First, I want to say how excited I am to be a part of What’s Up Wednesdays! Thank you so much to Maureen for this opportunity. Today’s topic is interpreters!
First, let’s start off with the basics. Interpreting is converting spoken language (as opposed to translating, which is converting written language). There are three types of interpreting: consecutive, simultaneous, and whispered (Chong, 2002). Consecutive is where the interpreter listens to a sentence, pauses, and converts the sentence. Simultaneous is where the interpretation is given at the same time. Whispered is where the interpreter sits beside the person and whispers the interpretation as the meeting goes on.
So what makes a good interpreter? They must be proficient in both languages, including verbal and nonverbal components. A good memory and a knowledge of the appropriate terminology are absolute musts. The interpreter must understand there can be multiple meanings for words, that some words cannot be translated, and that some words are stronger or harsher in another language (i.e. swearing). Typical interpreter mistakes include editing or adding their own opinions, omitting what they do not understand, distorting the meaning, or changing the meaning by using certain nonverbal communication.
When working in health care, there are certain advantages and concerns with having an interpreter. It is important that interpreters understand the rules of confidentiality (Chong, 2002). Interpreters can help calm the fears that patients may have. They also must recognize the cultural differences regarding medicine and treatment (Chong). Some patients receive substandard care because they didn’t have an interpreter or had an inadequate one. Thus, it is essential that the interpreter exchange information such that the patient receives the most accurate diagnosis from the doctor or SLP.
One of the most important things in working with an interpreter is thinking about their perspective. Who are they? What are their beliefs about the situation? Could those beliefs influence the way they interpret? How do they see their role? Is there an internal or external conflict? Thus, it is important to meet with the interpreter at least once before the session to review these questions and brief them on what will happen. This briefing will include the agenda for the session and how the interpretation will work. This is also a good time to ask how they would like to be addressed, etc.
The next step is the actual session. Here are some pointers for the SLP from my professor:
– Speak clearly and slowly in short sentences
– Allow for pauses and time for interpreters to process what has been said
– Avoid metaphors, idioms, proverbs, slang, abstract words, or professional jargon
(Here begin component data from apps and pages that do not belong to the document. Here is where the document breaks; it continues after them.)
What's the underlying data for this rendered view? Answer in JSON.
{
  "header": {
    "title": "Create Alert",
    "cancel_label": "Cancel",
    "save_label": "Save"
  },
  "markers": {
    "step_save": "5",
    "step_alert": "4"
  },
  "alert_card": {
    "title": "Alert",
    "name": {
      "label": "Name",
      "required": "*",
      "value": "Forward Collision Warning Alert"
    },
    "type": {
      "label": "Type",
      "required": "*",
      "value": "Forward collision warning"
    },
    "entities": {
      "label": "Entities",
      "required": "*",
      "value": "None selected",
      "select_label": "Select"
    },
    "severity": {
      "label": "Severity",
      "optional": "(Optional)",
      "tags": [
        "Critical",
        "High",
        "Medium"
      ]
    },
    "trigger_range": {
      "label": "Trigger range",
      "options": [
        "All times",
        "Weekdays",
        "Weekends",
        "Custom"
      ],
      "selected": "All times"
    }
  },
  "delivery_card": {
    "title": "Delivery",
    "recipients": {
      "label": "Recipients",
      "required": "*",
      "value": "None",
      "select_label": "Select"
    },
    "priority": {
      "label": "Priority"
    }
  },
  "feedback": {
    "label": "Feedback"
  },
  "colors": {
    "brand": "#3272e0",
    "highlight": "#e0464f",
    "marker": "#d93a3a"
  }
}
– Avoid complex questions and sentences
– Ask if the interpreter understands or needs repetition
– Have a good relationship with the interpreter. Try to maintain interactions that are relaxed and non-threatening.
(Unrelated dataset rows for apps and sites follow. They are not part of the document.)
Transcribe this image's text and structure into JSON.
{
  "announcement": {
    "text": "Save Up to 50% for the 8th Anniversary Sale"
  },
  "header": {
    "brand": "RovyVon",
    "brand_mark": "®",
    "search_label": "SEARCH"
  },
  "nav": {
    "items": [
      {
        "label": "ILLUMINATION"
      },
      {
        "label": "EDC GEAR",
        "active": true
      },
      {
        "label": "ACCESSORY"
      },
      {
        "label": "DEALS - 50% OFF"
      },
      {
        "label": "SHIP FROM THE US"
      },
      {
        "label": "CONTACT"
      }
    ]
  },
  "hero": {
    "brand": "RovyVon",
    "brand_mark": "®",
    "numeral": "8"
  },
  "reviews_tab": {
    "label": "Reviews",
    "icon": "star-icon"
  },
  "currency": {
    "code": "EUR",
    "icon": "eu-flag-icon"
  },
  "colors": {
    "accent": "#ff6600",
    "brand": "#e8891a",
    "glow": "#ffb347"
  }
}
– Speak to the person (patient or student) and not to the interpreter
– Plan on using consecutive interpretation
– Try to find an interpreter the family feels comfortable with. The family may be unwilling to share some information to the interpreter for cultural reasons. (Hwa-Froelich, 2013)
Then, after the session, a debriefing occurs, where the SLP will discuss outcomes with the interpreter and make future plans if need be (Langdon & Cheng, 2002). It is important to note that the interpreter is not making the diagnosis; he/she is simply discussing his/her impressions with the SLP.
Well, this is just an overview of working with interpreters! Each interpreter is different, as are their expectations. I think it is important to know the basics, though! I sincerely hope this post has helped! I would love to hear any experiences you have all had with using interpreters!
I’ve worked with MANY interpreters and having one with understanding of the situation really does make all of the difference. Discussing expectations with the interpreter before the evaluation is definitely critical. You’ve reinforced some great points here! Thanks for putting it out there!